- When you run a program in Windows, that running process has your permissions. This is why Microsoft Word can save files to your user drive, when only you have permissions to access that folder. Each running process has the access permissions of the user account that launched it.
- When you run a program from a SQL Server Agent job, that running process has the permissions of the execution context configured for the job step. By default this is the SQL Server Agent service account, but it can also be a Proxy account, depending on how the job step was configured.
- By default, the SQL Server Agent service runs in the security context of the Local System account. This means that it has lots of privileges on the local computer, but none whatsoever on the network.
See the problem? Nine SSIS packages out of 10 need to access remote resources. These could be SQL Server databases (remember how we use Windows Authentication whenever we can?) or text files on a file server, or an Access database (MDB file) on a file server, or any number of other things. SSIS packages generally exist to move data from one place to another place, and generally those places aren’t all on the same machine, so the packages need to execute in the security context of a user account that can access all of those resources on all of the machines involved.
Please let me repeat/rephrase that, because it’s the really important thing in this post.
“SSIS packages need to execute in the security context of a user account that can access all resources on all of the machines involved in the package processing.”
What does this mean to you?
It means that when you run the package yourself, the package has your permissions. It can do what you can do and access what you can access, for the simple reason that you ran it. And if you didn’t have permission to access all of those resources when the project started, you discovered this problem early on, and got the access you needed because otherwise you couldn’t have built the package at all in the first place.
So of course it runs for you!
But what about that SQL Server Agent job?
It should be pretty easy to figure out from here, right?
- You need to create (or work with the people in charge of your network to get created for you) a Windows user account that has all of the permissions necessary to access the resources your package uses, databases, file system folders, shared folders and so on.
- Then you create a SQL Server Agent Proxy based on that Windows user account.
- And then you tell SQL Server Agent to run your job step in the context of this proxy.
One, two, three, Go!
That’s really how simple it is. And the craziest part of all? Microsoft has already documented the heck out of this online. Here are a few key links that will go into much more depth than I have here, so if you’re still having problems, why not click on them and read what Microsoft has to say.
- From SQL Server Books Online, “How to Run a Package Using a SQL Server Agent Job”: http://technet.microsoft.com/en-us/library/ms139805.aspx. (Please note that this page has links to sub-articles and related articles. Click on them and read those pages too.)

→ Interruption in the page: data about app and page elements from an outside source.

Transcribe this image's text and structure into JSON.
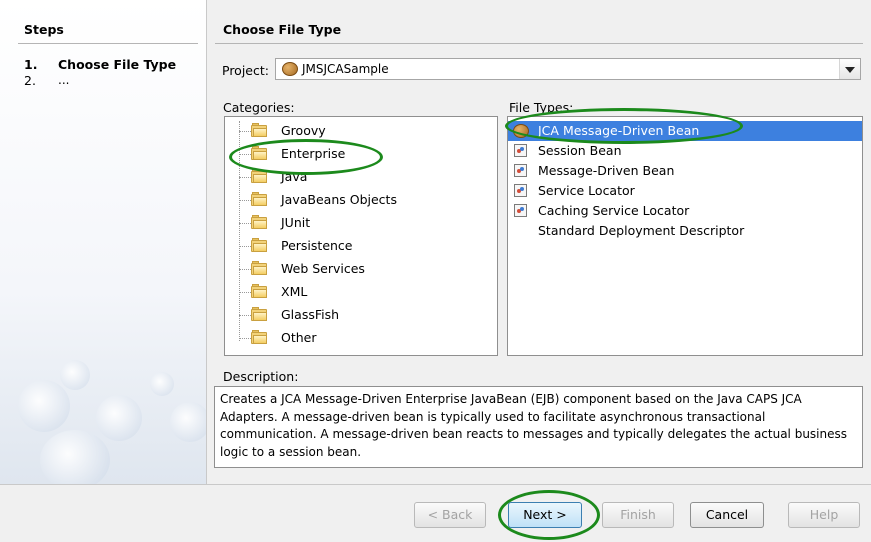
{
  "steps": {
    "title": "Steps",
    "items": [
      {
        "number": "1.",
        "label": "Choose File Type"
      },
      {
        "number": "2.",
        "label": "..."
      }
    ]
  },
  "main": {
    "title": "Choose File Type",
    "project_label": "Project:",
    "project_value": "JMSJCASample",
    "categories_label": "Categories:",
    "file_types_label": "File Types:",
    "description_label": "Description:"
  },
  "categories": [
    {
      "label": "Groovy"
    },
    {
      "label": "Enterprise"
    },
    {
      "label": "Java"
    },
    {
      "label": "JavaBeans Objects"
    },
    {
      "label": "JUnit"
    },
    {
      "label": "Persistence"
    },
    {
      "label": "Web Services"
    },
    {
      "label": "XML"
    },
    {
      "label": "GlassFish"
    },
    {
      "label": "Other"
    }
  ],
  "file_types": [
    {
      "label": "JCA Message-Driven Bean",
      "icon": "coffee-bean-icon"
    },
    {
      "label": "Session Bean",
      "icon": "bean-icon"
    },
    {
      "label": "Message-Driven Bean",
      "icon": "bean-icon"
    },
    {
      "label": "Service Locator",
      "icon": "bean-icon"
    },
    {
      "label": "Caching Service Locator",
      "icon": "bean-icon"
    },
    {
      "label": "Standard Deployment Descriptor",
      "icon": ""
    }
  ],
  "description": "Creates a JCA Message-Driven Enterprise JavaBean (EJB) component based on the Java CAPS JCA Adapters. A message-driven bean is typically used to facilitate asynchronous transactional communication. A message-driven bean reacts to messages and typically delegates the actual business logic to a session bean.",
  "buttons": {
    "back": "< Back",
    "next": "Next >",
    "finish": "Finish",
    "cancel": "Cancel",
    "help": "Help"
  },
  "colors": {
    "selection": "#3d80df",
    "highlight": "#1c8a1c"
  }
}
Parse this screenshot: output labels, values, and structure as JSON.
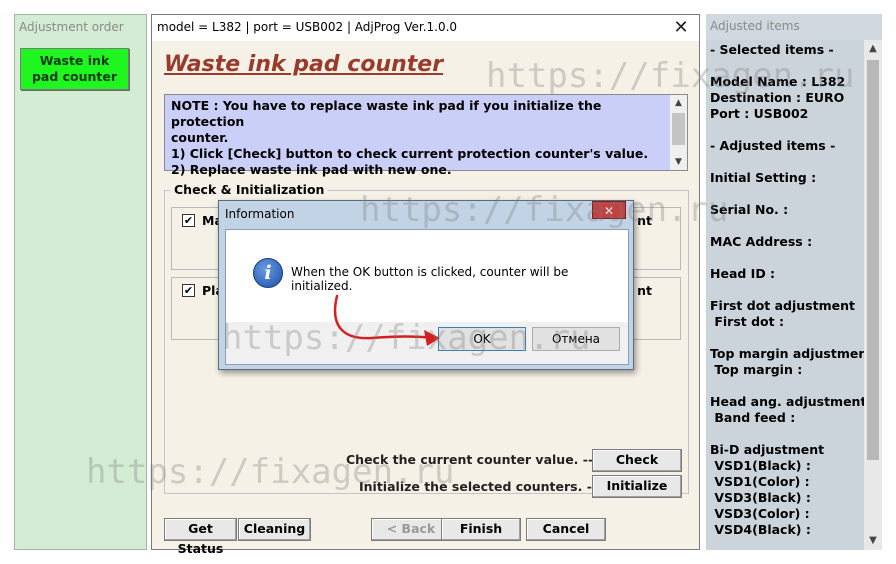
{
  "left_panel": {
    "title": "Adjustment order",
    "item_label": "Waste ink pad counter"
  },
  "main_window": {
    "title": "model = L382 | port = USB002 | AdjProg Ver.1.0.0",
    "close_glyph": "✕",
    "heading": "Waste ink pad counter",
    "note": {
      "line1": "NOTE : You have to replace waste ink pad if you initialize the protection",
      "line2": "counter.",
      "line3": "1) Click [Check] button to check current protection counter's value.",
      "line4": "2) Replace waste ink pad with new one."
    },
    "group_title": "Check & Initialization",
    "rows": [
      {
        "label": "Ma",
        "tail": "nt",
        "checked": true
      },
      {
        "label": "Pla",
        "tail": "nt",
        "checked": true
      }
    ],
    "check_prompt": "Check the current counter value. -->",
    "check_button": "Check",
    "init_prompt": "Initialize the selected counters. -->",
    "init_button": "Initialize",
    "footer": {
      "get_status": "Get Status",
      "cleaning": "Cleaning",
      "back": "< Back",
      "finish": "Finish",
      "cancel": "Cancel"
    }
  },
  "dialog": {
    "title": "Information",
    "close_glyph": "✕",
    "message": "When the OK button is clicked, counter will be initialized.",
    "ok": "OK",
    "cancel": "Отмена",
    "icon": "info-icon"
  },
  "right_panel": {
    "title": "Adjusted items",
    "items": [
      "- Selected items -",
      "",
      "Model Name : L382",
      "Destination : EURO",
      "Port : USB002",
      "",
      "- Adjusted items -",
      "",
      "Initial Setting :",
      "",
      "Serial No. :",
      "",
      "MAC Address :",
      "",
      "Head ID :",
      "",
      "First dot adjustment",
      " First dot :",
      "",
      "Top margin adjustment",
      " Top margin :",
      "",
      "Head ang. adjustment",
      " Band feed :",
      "",
      "Bi-D adjustment",
      " VSD1(Black) :",
      " VSD1(Color) :",
      " VSD3(Black) :",
      " VSD3(Color) :",
      " VSD4(Black) :"
    ]
  },
  "watermark": "https://fixagen.ru",
  "colors": {
    "left_button": "#1ff51f",
    "note_bg": "#c9cff7",
    "heading": "#9a3a2a",
    "arrow": "#d42020"
  }
}
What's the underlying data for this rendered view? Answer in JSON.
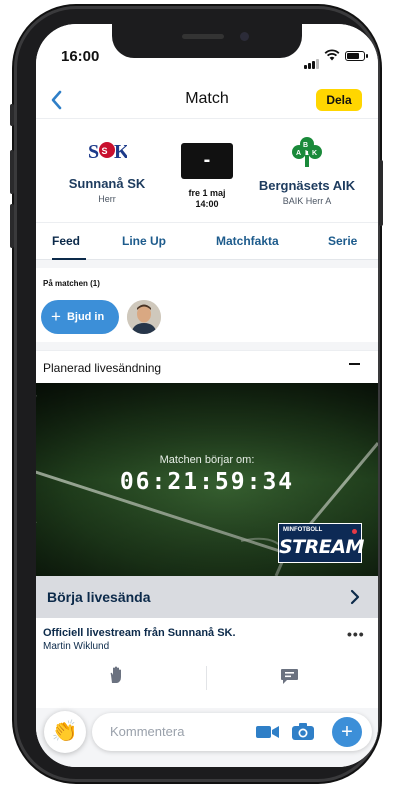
{
  "status": {
    "time": "16:00"
  },
  "nav": {
    "title": "Match",
    "share_label": "Dela"
  },
  "match": {
    "home": {
      "name": "Sunnanå SK",
      "sub": "Herr"
    },
    "away": {
      "name": "Bergnäsets AIK",
      "sub": "BAIK Herr A"
    },
    "score": "-",
    "date": "fre 1 maj",
    "time": "14:00"
  },
  "tabs": [
    {
      "label": "Feed",
      "active": true
    },
    {
      "label": "Line Up"
    },
    {
      "label": "Matchfakta"
    },
    {
      "label": "Serie"
    }
  ],
  "on_match": {
    "label": "På matchen (1)",
    "invite_label": "Bjud in"
  },
  "planned_stream": {
    "title": "Planerad livesändning"
  },
  "stream": {
    "countdown_label": "Matchen börjar om:",
    "countdown": "06:21:59:34",
    "logo_top": "MINFOTBOLL",
    "logo_main": "STREAM"
  },
  "go_live": {
    "label": "Börja livesända"
  },
  "post": {
    "title": "Officiell livestream från Sunnanå SK.",
    "author": "Martin Wiklund",
    "more": "•••"
  },
  "composer": {
    "placeholder": "Kommentera"
  },
  "icons": {
    "back": "chevron-left-icon",
    "clap": "clapping-hands-icon",
    "video": "video-camera-icon",
    "camera": "photo-camera-icon",
    "add": "plus-icon",
    "hand": "raised-hand-icon",
    "comment": "comment-icon"
  },
  "colors": {
    "accent": "#3c8fd8",
    "share": "#ffd600",
    "navy": "#0c2a4a",
    "home_red": "#c8102e",
    "away_green": "#1a8a3a"
  }
}
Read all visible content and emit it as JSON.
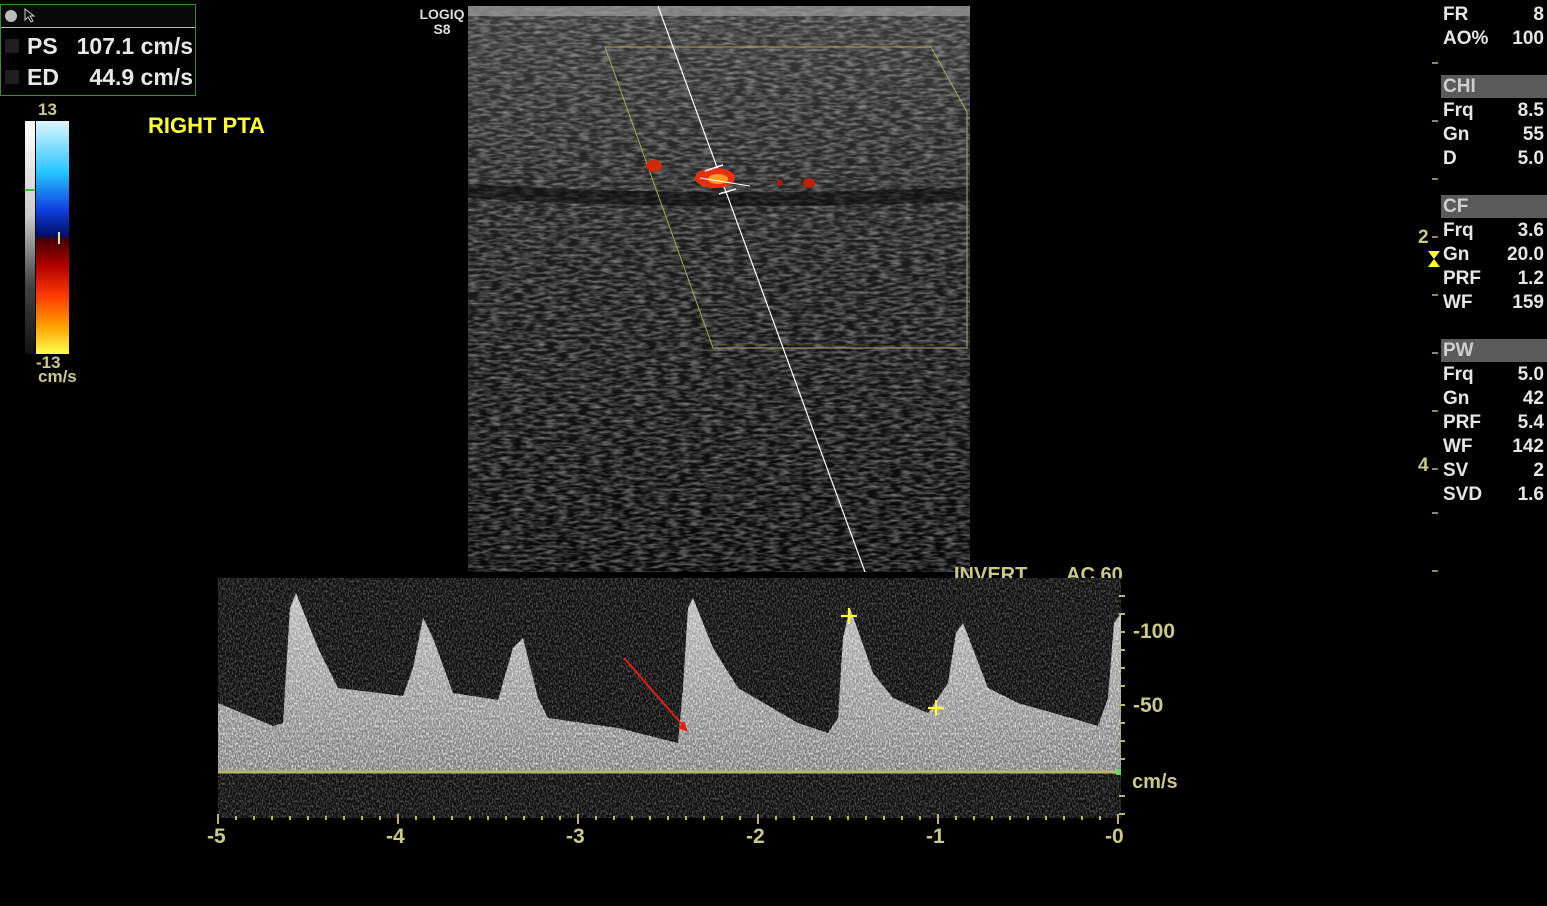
{
  "device": {
    "brand": "LOGIQ",
    "model": "S8"
  },
  "measurements": [
    {
      "label": "PS",
      "value": "107.1 cm/s"
    },
    {
      "label": "ED",
      "value": "44.9 cm/s"
    }
  ],
  "annotation": "RIGHT PTA",
  "color_scale": {
    "top": "13",
    "bottom": "-13",
    "unit": "cm/s"
  },
  "params": {
    "general": [
      {
        "k": "FR",
        "v": "8"
      },
      {
        "k": "AO%",
        "v": "100"
      }
    ],
    "chi": {
      "title": "CHI",
      "items": [
        {
          "k": "Frq",
          "v": "8.5"
        },
        {
          "k": "Gn",
          "v": "55"
        },
        {
          "k": "D",
          "v": "5.0"
        }
      ]
    },
    "cf": {
      "title": "CF",
      "items": [
        {
          "k": "Frq",
          "v": "3.6"
        },
        {
          "k": "Gn",
          "v": "20.0"
        },
        {
          "k": "PRF",
          "v": "1.2"
        },
        {
          "k": "WF",
          "v": "159"
        }
      ]
    },
    "pw": {
      "title": "PW",
      "items": [
        {
          "k": "Frq",
          "v": "5.0"
        },
        {
          "k": "Gn",
          "v": "42"
        },
        {
          "k": "PRF",
          "v": "5.4"
        },
        {
          "k": "WF",
          "v": "142"
        },
        {
          "k": "SV",
          "v": "2"
        },
        {
          "k": "SVD",
          "v": "1.6"
        }
      ]
    }
  },
  "depth_markers": [
    "2",
    "4"
  ],
  "spectral": {
    "invert": "INVERT",
    "ac": "AC 60",
    "unit": "cm/s",
    "y_ticks": [
      "-100",
      "-50"
    ],
    "x_ticks": [
      "-5",
      "-4",
      "-3",
      "-2",
      "-1",
      "-0"
    ]
  },
  "colors": {
    "scale_text": "#c9c98a",
    "label_yellow": "#ffff30",
    "baseline": "#b8b86a",
    "header_bg": "#5b5b5b",
    "doppler_red": "#e02010"
  }
}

- From the Microsoft Support Knowledge Base, “An SSIS package does not run when you call the SSIS package from a SQL Server Agent job step”:http://support.microsoft.com/kb/918760. This article goes into many scenarios that could cause an SSIS package to fail when executed in a SQL Server Agent job, not just the security related stuff in this blog post, but from my experience, it’s the security that is tripping up most people.
Are you ready to go? I sure hope so. Hopefully the next time someone runs into this problem I can simply point them to this URL instead of having to type up this information each time. And maybe, just maybe, someone will search and find this article before they cry for help on the forums. And if that happens, it will all be worth it, and these blisters on my fingers won’t seem to hurt at all anymore… 😉
 No, SSIS isn’t really “built on” AD, but read on and you’ll see what I mean.
 Yes, I know I’m simplifying things quite a bit here, but that’s intentional.
 If you have Active Directory, this needs to be a domain account. If not, then you have a bunch of reading to do on Windows security, because I’m not going there today.
 If you are that person, please post a comment to let me know.